[presh-uh s]



a dearly beloved person; darling.


extremely; very: She wastes precious little time.

Origin of precious

1250–1300; Middle English preciose (< Old French precios) < Latin pretiōsus costly, valuable, equivalent to preti(um) price, value + -ōsus -ous
Related formspre·cious·ly, adverbpre·cious·ness, nounnon·pre·cious, adjectivenon·pre·cious·ly, adverbnon·pre·cious·ness, nounun·pre·cious, adjectiveun·pre·cious·ly, adverbun·pre·cious·ness, noun

Synonyms for precious

1. See valuable. 3. darling, cherished.
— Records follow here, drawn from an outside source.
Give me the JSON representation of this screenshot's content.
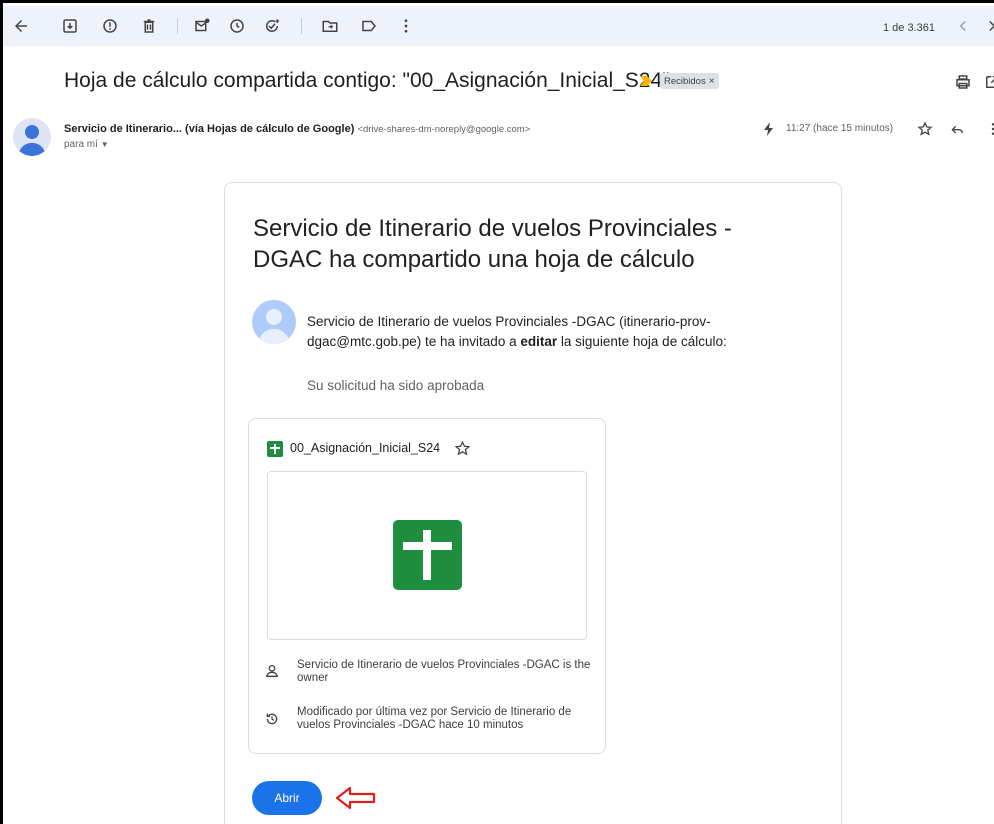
{
  "toolbar": {
    "icons": [
      "back-arrow-icon",
      "archive-icon",
      "report-spam-icon",
      "delete-icon",
      "mark-unread-icon",
      "snooze-icon",
      "add-to-tasks-icon",
      "move-to-icon",
      "label-icon",
      "more-vertical-icon"
    ],
    "pager_text": "1 de 3.361"
  },
  "email": {
    "subject": "Hoja de cálculo compartida contigo: \"00_Asignación_Inicial_S24\"",
    "label": "Recibidos",
    "label_close": "×",
    "sender_name": "Servicio de Itinerario... (vía Hojas de cálculo de Google)",
    "sender_email": "<drive-shares-dm-noreply@google.com>",
    "to_me": "para mí",
    "time": "11:27 (hace 15 minutos)"
  },
  "message": {
    "title": "Servicio de Itinerario de vuelos Provinciales - DGAC ha compartido una hoja de cálculo",
    "invite_prefix": "Servicio de Itinerario de vuelos Provinciales -DGAC (itinerario-prov-dgac@mtc.gob.pe) te ha invitado a ",
    "invite_bold": "editar",
    "invite_suffix": " la siguiente hoja de cálculo:",
    "approved_text": "Su solicitud ha sido aprobada",
    "file_name": "00_Asignación_Inicial_S24",
    "owner_text": "Servicio de Itinerario de vuelos Provinciales -DGAC is the owner",
    "modified_text": "Modificado por última vez por Servicio de Itinerario de vuelos Provinciales -DGAC hace 10 minutos",
    "open_button": "Abrir"
  },
  "colors": {
    "toolbar_bg": "#eef3fb",
    "primary_button": "#1a73e8",
    "sheets_green": "#1e8e3e",
    "annotation_red": "#e0201e",
    "important_marker": "#f4b400"
  }
}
Unabridged Based on the Random House Unabridged Dictionary, © Random House, Inc. 2019

Examples from the Web for preciously
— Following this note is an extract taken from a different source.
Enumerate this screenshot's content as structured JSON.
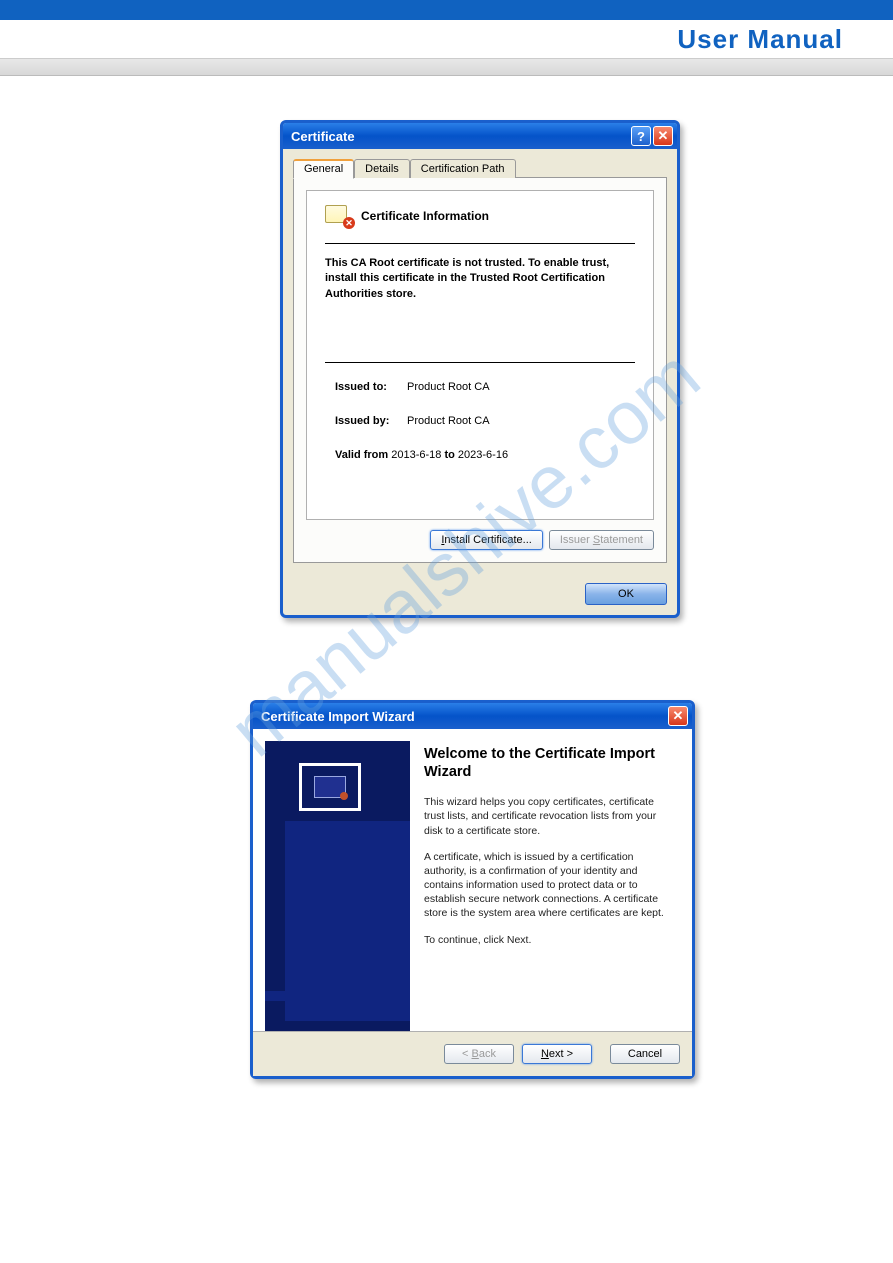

Contemporary Examples of preciously

  • This means that any ceasefire also requires pressure on Israel—a commodity which tends to be in preciously short supply.

    The Daily Beast logo
    Living By The Sword

    Daniel Levy

    November 16, 2012

  • The image of the round little creature sitting at a desk churning out a literary confession is preciously hilarious.

Historical Examples of preciously

  • The individuals that may have had it kept it preciously to themselves.

    The Rough Road

    William John Locke

  • You will allow me to remark that you have a preciously short memory.

    The White Scalper

    Gustave Aimard

  • To a missionary "in science," the "precious volume" cannot be too preciously bound.

  • Yet he contains the Falstaffian elements and preciously preserves them.

  • For the others the figure was It, but for him it was preciously She.

    Fennel and Rue

    William Dean Howells

British Dictionary definitions for preciously



beloved; dear; cherished
very costly or valuable
held in high esteem, esp in moral or spiritual matters
very fastidious or affected, as in speech, manners, etc
informal worthlessyou and your precious ideas!


informal (intensifier)there's precious little left
Derived Formspreciously, adverbpreciousness, noun

Word Origin for precious

C13: from Old French precios, from Latin pretiōsus valuable, from pretium price, value
Collins English Dictionary - Complete & Unabridged 2012 Digital Edition © William Collins Sons & Co. Ltd. 1979, 1986 © HarperCollins Publishers 1998, 2000, 2003, 2005, 2006, 2007, 2009, 2012

Word Origin and History for preciously



mid-13c., from Old French precios "precious, costly, honorable, of great worth" (11c., Modern French précieux), from Latin pretiosus "costly, valuable," from pretium "value, worth, price" (see price (n.)). Meaning "over-refined" in English first recorded late 14c. In Johnson's day, it also had a secondary inverted sense of "worthless." Related: Preciously; preciousness.



"beloved or dear person or object," 1706, from precious (adj.).

Online Etymology Dictionary, © 2010 Douglas Harper